The dramatic drops in air pollution caused by restrictions imposed due to the COVID-19 pandemic could help boost the UAE’s solar power generation, with a number of countries in Europe having already posted record outputs.
“With flights grounded, schools and universities closed and many people working from home, this has resulted in less air traffic and cars on the road and has led to fewer pollutants in the air,” said Yousif Al Ali, executive director of clean energy at Masdar, told the National.
“In principle, having less pollution in the air will have a minor increase in solar power generation. This will happen in cities due to two reasons: the improvement of the irradiation received by solar panels and the reduction of the soiling on the surface of the photovoltaic panels and concentrated solar power mirrors.”
Recent data from the Environment Agency Abu Dhabi indicates nitrogen dioxide levels are down 50 percent on their seasonal average, after the UAE government introduced restrictions on travel and other activities to limit the spread of coronavirus.
Reduced air pollution also means solar panels don’t need to be cleaned so often, reducing maintenance costs and boosting power generation, Al Ali said.

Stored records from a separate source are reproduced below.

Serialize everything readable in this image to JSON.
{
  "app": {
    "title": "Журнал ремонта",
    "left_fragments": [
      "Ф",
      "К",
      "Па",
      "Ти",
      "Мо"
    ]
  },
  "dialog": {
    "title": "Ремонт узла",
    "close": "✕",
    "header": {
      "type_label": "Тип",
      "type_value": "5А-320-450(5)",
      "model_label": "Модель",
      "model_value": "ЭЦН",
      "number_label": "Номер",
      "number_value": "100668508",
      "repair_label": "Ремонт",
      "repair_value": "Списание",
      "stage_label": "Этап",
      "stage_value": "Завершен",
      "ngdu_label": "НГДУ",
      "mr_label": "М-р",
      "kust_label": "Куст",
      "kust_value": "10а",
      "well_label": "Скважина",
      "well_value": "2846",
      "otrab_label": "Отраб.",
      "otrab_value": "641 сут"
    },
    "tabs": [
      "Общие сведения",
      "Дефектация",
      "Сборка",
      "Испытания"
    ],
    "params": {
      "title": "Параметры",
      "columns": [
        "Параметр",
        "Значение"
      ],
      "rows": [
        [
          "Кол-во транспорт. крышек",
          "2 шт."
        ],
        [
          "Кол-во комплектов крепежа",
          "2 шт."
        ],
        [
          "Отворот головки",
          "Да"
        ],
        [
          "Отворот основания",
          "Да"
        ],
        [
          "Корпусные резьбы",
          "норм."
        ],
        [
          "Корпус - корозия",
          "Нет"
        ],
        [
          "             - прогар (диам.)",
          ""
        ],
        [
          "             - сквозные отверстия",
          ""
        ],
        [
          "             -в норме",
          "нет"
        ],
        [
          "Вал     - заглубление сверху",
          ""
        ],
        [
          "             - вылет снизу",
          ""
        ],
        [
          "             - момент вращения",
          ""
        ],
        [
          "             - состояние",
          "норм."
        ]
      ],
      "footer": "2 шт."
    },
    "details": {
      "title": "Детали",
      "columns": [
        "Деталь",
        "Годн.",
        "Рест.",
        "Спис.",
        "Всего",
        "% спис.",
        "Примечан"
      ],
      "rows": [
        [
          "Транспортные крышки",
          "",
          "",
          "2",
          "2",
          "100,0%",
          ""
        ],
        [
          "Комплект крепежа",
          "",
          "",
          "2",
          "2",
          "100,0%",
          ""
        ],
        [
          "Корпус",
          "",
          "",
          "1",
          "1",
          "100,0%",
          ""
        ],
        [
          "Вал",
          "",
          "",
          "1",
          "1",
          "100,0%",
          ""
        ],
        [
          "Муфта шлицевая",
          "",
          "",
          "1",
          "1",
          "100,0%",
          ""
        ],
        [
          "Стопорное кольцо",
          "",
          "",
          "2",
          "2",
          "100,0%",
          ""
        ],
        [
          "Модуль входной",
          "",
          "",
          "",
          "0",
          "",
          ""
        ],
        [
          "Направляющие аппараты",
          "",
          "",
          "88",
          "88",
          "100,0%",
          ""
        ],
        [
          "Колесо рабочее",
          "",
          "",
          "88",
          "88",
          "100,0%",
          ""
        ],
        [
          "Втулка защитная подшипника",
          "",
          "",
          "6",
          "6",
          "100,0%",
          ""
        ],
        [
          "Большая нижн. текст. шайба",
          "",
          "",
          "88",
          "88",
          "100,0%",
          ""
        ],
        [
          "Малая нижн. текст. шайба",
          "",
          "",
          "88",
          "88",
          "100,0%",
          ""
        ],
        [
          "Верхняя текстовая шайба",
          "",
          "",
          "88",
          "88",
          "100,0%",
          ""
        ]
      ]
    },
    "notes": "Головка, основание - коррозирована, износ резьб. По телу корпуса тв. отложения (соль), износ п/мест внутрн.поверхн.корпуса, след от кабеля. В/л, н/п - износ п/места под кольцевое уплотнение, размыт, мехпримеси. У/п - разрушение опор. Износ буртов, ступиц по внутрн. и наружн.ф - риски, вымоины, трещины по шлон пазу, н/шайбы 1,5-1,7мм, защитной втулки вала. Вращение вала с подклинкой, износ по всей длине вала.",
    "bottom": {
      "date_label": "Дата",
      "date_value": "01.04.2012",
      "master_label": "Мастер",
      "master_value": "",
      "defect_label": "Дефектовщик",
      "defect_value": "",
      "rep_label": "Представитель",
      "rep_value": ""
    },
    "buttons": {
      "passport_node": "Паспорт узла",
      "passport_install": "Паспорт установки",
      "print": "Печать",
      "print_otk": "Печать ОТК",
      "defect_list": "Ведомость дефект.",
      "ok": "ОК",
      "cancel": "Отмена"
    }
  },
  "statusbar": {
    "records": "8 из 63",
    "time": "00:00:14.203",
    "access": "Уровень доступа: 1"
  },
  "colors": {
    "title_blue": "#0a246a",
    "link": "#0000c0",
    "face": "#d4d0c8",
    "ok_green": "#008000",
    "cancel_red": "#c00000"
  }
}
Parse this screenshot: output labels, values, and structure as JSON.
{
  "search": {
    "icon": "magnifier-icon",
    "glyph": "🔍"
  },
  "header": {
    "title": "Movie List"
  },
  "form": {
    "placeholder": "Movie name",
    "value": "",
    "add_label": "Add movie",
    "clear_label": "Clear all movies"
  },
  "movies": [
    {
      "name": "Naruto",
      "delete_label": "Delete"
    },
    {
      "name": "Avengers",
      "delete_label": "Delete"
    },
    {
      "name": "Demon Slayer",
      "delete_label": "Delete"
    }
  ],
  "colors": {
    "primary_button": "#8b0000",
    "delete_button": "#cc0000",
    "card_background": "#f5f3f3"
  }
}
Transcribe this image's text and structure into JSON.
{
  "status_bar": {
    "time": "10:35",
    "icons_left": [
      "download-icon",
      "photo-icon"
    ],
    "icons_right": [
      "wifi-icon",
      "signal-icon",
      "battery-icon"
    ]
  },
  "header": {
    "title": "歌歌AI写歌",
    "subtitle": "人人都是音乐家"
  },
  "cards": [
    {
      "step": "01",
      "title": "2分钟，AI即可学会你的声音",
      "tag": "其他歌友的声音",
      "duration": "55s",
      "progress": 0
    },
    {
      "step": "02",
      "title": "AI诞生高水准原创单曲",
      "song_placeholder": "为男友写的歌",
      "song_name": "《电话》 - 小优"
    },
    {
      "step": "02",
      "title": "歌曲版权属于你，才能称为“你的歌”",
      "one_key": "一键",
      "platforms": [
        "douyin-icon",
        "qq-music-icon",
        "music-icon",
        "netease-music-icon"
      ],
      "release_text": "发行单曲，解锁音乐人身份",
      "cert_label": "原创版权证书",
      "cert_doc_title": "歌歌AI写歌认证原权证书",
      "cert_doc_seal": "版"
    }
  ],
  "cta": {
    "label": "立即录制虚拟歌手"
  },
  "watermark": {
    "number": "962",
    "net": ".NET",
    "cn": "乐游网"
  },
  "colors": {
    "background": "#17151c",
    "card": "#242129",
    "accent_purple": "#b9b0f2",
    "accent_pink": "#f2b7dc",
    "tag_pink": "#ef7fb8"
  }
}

However, as the effect “is so small, it is difficult to quantify the impact that cleaner air would have on the generation of solar power without comparative historical data,” he cautioned.
Last month, the UK set a peak record for solar power generation, which reached 9.68GW on April 20, meeting almost 30 percent of UK electricity demand. Germany and Spain have also reported peak generation records during the pandemic.
Renewables will be the “most resilient” energy source during COVID-19 lockdown measures, according to the International Energy Agency, which is predicting global renewable energy generation will rise almost 5 percent this year.